Exercise: From the listing below, copy out every line where the word "Média" appears.
........
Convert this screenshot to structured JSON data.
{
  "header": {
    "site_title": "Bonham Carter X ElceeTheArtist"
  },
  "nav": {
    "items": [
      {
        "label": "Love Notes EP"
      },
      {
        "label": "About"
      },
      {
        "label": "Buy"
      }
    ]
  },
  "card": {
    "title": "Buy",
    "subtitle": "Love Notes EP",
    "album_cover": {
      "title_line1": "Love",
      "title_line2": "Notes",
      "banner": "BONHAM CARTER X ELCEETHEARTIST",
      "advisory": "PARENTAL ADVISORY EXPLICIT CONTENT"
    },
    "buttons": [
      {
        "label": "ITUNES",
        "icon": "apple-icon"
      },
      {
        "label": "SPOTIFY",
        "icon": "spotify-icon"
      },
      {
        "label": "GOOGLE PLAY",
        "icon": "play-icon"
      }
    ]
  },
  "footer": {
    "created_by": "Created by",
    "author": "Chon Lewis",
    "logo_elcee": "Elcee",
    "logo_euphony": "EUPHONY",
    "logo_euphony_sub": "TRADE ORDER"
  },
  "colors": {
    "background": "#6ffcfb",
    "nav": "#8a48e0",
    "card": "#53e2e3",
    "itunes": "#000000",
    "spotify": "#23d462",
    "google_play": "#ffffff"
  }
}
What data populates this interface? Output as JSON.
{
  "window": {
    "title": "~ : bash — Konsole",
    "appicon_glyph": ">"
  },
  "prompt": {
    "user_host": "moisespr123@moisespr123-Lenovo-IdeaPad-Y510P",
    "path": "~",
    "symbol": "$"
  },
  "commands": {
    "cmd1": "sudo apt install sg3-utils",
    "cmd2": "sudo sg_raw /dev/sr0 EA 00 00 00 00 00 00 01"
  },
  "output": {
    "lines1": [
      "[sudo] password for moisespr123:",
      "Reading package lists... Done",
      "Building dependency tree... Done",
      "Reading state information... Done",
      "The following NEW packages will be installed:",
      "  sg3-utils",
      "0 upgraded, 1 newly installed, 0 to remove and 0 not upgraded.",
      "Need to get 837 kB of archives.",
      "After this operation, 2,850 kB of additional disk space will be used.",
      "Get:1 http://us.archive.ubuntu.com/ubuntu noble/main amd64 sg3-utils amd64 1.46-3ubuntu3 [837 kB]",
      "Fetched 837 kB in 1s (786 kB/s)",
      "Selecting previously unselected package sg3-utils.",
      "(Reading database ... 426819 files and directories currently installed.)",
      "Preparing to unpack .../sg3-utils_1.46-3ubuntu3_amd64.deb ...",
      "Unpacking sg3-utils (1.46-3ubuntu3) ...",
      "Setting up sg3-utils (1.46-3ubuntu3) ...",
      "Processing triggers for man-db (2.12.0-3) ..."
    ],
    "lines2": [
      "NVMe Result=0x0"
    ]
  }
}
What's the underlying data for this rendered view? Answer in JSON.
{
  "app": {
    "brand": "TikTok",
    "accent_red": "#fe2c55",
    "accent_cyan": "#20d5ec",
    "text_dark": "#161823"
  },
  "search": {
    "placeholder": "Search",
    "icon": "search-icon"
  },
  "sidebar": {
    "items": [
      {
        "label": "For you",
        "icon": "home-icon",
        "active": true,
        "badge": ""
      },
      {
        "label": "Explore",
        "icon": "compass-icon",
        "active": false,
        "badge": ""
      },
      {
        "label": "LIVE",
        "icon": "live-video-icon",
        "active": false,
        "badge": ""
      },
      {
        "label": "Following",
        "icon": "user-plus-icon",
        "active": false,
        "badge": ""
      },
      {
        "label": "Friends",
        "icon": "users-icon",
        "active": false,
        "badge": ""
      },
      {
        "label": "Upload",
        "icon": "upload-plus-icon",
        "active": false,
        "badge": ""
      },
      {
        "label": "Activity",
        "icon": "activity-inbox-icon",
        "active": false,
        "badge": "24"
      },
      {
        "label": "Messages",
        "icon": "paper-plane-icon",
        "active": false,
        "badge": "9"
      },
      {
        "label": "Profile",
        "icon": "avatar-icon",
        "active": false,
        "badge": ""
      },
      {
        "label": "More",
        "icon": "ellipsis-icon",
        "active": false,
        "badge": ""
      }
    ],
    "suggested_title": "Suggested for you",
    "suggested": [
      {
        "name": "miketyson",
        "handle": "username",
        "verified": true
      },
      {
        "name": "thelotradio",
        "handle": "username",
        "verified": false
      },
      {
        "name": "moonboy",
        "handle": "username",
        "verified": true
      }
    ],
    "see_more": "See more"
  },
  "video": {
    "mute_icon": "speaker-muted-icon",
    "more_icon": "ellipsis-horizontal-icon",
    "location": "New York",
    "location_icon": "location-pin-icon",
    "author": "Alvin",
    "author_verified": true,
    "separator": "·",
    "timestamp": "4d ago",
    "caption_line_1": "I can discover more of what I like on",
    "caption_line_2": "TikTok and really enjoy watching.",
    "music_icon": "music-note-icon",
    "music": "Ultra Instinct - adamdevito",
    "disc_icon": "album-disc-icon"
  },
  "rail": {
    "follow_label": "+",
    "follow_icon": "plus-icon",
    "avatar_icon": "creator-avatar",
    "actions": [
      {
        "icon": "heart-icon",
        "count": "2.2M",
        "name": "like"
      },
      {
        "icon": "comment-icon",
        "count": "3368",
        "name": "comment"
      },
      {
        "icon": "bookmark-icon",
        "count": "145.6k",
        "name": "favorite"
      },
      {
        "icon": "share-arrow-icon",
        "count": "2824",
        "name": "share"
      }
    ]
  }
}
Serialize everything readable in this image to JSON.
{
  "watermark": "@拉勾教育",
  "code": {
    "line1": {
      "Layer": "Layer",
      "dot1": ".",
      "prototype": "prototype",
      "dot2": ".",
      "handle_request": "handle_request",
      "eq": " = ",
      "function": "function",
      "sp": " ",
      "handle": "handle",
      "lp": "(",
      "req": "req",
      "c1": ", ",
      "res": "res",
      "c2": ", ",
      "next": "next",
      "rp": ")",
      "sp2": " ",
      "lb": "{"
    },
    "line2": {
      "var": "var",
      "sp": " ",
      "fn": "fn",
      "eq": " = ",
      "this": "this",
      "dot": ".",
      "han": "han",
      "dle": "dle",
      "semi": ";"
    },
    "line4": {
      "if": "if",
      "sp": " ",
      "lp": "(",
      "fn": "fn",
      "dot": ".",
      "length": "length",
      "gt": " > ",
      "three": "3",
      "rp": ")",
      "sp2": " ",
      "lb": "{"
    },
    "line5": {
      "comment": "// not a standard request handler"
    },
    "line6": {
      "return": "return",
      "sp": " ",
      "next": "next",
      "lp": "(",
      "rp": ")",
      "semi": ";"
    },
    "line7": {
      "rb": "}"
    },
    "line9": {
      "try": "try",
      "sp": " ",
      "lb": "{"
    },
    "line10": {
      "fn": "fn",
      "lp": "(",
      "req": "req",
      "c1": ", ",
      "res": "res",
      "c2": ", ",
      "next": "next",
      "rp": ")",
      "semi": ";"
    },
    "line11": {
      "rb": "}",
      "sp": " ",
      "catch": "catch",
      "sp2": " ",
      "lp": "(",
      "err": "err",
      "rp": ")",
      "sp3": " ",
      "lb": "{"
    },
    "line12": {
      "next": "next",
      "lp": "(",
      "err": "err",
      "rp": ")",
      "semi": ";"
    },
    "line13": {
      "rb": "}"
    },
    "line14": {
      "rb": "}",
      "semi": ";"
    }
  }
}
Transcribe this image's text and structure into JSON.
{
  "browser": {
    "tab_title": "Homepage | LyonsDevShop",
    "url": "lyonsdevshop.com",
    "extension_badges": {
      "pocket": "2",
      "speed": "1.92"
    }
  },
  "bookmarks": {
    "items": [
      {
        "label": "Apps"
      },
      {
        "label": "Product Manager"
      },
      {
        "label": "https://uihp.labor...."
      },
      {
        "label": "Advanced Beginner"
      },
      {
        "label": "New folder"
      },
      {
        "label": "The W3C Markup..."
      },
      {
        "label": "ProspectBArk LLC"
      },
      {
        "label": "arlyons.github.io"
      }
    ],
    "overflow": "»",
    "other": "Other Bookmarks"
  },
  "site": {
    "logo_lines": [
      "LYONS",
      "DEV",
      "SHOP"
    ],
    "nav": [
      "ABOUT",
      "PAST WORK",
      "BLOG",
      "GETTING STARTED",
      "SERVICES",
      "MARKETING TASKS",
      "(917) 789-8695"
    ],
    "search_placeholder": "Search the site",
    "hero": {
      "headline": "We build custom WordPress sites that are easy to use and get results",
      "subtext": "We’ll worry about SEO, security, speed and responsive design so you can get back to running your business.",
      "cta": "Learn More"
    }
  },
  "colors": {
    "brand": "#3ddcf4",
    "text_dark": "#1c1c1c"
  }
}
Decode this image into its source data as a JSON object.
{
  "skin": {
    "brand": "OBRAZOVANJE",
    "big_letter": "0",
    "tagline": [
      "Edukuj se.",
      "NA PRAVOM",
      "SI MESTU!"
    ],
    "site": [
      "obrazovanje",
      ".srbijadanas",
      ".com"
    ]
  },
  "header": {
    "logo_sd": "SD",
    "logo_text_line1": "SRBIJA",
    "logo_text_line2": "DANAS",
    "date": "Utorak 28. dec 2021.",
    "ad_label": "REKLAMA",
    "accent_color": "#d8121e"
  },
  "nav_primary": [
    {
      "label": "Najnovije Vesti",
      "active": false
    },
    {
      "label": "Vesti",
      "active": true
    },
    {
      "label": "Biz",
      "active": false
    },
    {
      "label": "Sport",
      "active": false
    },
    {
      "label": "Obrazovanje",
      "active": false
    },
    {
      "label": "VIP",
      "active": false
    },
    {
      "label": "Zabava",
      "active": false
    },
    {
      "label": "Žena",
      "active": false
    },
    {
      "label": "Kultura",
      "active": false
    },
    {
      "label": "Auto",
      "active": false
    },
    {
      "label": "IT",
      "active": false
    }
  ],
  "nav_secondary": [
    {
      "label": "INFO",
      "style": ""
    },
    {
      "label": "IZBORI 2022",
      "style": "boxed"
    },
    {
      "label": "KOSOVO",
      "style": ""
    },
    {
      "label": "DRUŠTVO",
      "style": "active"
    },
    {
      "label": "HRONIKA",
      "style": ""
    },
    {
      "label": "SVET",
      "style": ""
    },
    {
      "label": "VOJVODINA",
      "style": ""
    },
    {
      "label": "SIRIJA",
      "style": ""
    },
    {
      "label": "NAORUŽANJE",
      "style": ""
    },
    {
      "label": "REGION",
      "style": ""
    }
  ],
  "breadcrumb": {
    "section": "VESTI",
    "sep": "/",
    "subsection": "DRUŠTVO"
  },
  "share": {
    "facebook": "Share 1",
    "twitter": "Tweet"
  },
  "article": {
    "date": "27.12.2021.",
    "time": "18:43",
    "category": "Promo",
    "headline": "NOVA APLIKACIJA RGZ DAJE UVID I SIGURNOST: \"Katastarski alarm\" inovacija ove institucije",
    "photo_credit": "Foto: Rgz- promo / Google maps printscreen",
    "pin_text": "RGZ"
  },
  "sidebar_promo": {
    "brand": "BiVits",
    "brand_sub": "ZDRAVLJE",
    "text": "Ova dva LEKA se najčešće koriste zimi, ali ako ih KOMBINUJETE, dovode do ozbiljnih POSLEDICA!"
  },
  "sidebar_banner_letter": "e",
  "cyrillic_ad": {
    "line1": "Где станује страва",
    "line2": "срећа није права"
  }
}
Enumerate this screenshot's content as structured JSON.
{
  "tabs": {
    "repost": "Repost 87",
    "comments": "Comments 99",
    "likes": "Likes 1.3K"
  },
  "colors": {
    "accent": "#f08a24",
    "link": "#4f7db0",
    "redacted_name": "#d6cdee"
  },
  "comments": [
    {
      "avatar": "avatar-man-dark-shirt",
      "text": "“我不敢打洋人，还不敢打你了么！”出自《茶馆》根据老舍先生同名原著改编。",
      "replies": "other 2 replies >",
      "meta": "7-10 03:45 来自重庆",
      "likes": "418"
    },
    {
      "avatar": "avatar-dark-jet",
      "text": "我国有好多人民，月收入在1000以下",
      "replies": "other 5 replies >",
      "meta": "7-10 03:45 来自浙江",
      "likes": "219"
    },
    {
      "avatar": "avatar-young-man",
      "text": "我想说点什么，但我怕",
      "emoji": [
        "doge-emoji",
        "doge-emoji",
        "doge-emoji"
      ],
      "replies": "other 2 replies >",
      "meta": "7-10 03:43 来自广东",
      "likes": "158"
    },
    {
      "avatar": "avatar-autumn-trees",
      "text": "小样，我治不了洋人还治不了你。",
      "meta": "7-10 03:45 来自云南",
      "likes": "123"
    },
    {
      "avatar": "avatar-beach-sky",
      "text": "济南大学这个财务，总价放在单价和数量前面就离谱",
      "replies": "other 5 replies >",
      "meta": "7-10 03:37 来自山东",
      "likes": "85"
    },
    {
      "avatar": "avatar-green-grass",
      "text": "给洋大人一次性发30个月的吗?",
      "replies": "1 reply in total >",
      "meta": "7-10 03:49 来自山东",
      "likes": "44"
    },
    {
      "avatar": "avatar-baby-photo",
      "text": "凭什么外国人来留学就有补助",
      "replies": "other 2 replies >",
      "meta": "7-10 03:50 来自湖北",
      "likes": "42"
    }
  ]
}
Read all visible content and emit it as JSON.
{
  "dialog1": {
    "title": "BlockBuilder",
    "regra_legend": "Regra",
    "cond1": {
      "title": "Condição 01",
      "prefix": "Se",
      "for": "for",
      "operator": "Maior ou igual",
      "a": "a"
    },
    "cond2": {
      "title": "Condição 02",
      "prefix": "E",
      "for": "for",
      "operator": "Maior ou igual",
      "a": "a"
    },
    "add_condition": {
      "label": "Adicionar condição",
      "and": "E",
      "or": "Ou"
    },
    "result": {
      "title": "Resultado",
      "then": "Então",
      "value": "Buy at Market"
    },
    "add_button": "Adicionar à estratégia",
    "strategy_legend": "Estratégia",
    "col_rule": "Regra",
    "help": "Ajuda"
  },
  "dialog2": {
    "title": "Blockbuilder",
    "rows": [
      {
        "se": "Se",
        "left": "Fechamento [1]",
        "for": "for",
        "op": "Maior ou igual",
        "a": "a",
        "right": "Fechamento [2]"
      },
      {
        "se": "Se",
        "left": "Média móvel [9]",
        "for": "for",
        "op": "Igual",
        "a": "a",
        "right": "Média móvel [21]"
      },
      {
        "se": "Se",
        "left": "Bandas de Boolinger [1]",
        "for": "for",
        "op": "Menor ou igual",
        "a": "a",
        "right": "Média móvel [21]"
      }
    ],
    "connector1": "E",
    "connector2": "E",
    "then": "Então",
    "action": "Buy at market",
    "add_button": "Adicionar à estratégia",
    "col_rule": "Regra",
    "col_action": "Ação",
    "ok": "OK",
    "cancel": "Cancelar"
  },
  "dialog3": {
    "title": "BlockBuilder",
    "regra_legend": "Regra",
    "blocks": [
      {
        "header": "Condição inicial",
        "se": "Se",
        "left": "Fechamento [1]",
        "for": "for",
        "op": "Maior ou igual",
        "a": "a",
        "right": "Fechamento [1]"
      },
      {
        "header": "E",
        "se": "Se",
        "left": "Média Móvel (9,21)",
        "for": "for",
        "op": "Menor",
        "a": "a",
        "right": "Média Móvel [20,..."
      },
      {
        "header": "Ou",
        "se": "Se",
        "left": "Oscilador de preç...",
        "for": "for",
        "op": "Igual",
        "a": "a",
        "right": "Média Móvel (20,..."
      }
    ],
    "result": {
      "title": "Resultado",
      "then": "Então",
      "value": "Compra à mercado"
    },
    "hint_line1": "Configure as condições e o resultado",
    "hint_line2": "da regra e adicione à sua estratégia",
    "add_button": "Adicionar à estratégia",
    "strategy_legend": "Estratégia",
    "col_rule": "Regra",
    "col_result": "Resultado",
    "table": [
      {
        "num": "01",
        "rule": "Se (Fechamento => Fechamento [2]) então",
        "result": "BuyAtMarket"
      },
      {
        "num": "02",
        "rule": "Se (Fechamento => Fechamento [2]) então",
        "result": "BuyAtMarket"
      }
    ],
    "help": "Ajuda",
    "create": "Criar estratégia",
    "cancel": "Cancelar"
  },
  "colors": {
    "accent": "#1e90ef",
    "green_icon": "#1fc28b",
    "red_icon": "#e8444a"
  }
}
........
Response box:
        "left": "Média móvel [9]",
        "right": "Média móvel [21]"
        "right": "Média móvel [21]"
        "left": "Média Móvel (9,21)",
        "right": "Média Móvel [20,..."
        "right": "Média Móvel (20,..."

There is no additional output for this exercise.